Recent studies show that the intake of wolfberries can potentially improve eye health. High zeaxanthin content coupled with potent antioxidant activity may decrease age-related macular degeneration. More human studies are needed but the advancements in the monitoring of macular health are on the rise.
✔ Protecting the brain
The polysaccharides in wolfberry may prevent amyloid-β (Aβ) peptide neurotoxicity, implicated in the development of Alzheimer’s disease.
✔ Cardiovascular health
By reducing homocysteine which is an amino acid and product of protein metabolism that, when present in high concentrations, has been linked to an increased risk of heart attacks and strokes.
✔ General wellbeing
After 14 days of consuming wolfberry, study participants reported increased feelings of wellbeing. The “happy berries” are earning their name.

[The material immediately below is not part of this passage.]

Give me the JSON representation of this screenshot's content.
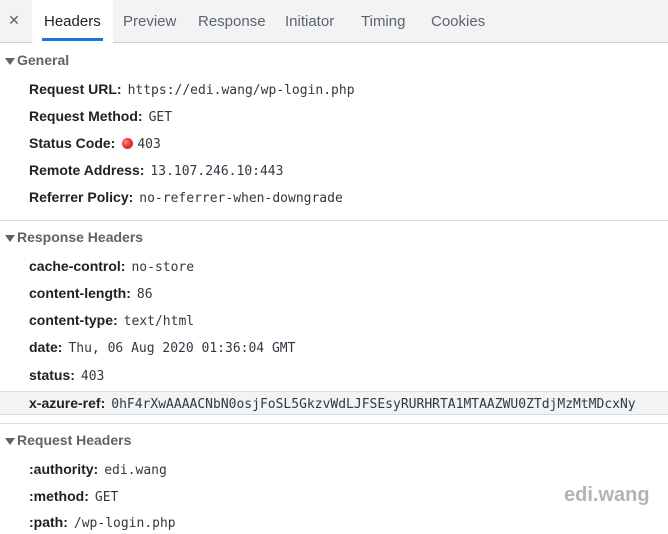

Introducing Wolfberry Into Your Daily Diet
Wolfberry is not commonly found in the diet unless you live in China or shop at a Chinese supermarket in your country. Even so, most people can benefit from the many health attributes of the wolfberry and it can be taken at high doses with minimal risk.
The inclusion of Wolfberry in Athletic Greens isn’t just for all of the reasons previously listed, but also because it works so well in conjunction with the bilberry and grape seed extract to improve eye health.
It also marries in nicely with zinc, selenium, astragalus, reishi mushroom, shiitake mushroom and vitamins A & C, all found in our Athletic Greens formula. All these combined help to improve your overall immune system.
Wolfberry: Don’t Stop till you Get Enough
For an acute illness like the common cold, eating a lot of goji berries could potentially help you recover faster. Though taking them in an extracted form will be less time consuming and filling.
Dosages of the berrie are not supported by evidence, though 10 - 30 mg of wolfberry extract is usually recommended, with no upper limit. In its very long history of use, wolfberry has few reported adverse effects.
It is important to note that the betaine content can induce menstruation and miscarriage, so wolfberry should be added to the list along with all those other things that should be avoided by pregnant women.
There is a study suggesting a negative interaction between goji berries and the blood thinning drug Warfarin, definitely something to be aware of, though the levels in Athletic Greens are low enough that it is unlikely to cause any issues.
Wolfberry may have a slight estrogen-mimicking effect and should therefore be avoided by people with estrogen-sensitive conditions and cancers.
As well as the possible interactions with Warfarin, other medications metabolised by the cytochrome P450 pathway could be affected, so proceed with some level of caution if these are in concurrent use.
Happy Wolf Goji Berries
Wolfberry is rated among the most esteemed herbs in Traditional Chinese Medicine, thought to promote longevity, vitality and wellbeing.
Typically these health claims await further scientific research, but most evidence supports wolfberry as an herb to boost feelings of wellbeing, promote eye health and as a potential immune-enhancer and anti-cancer agent.
So by whatever name you choose to call it, adding wolfberry extract or goji berries to your diet is a smart way of staying in control of your health.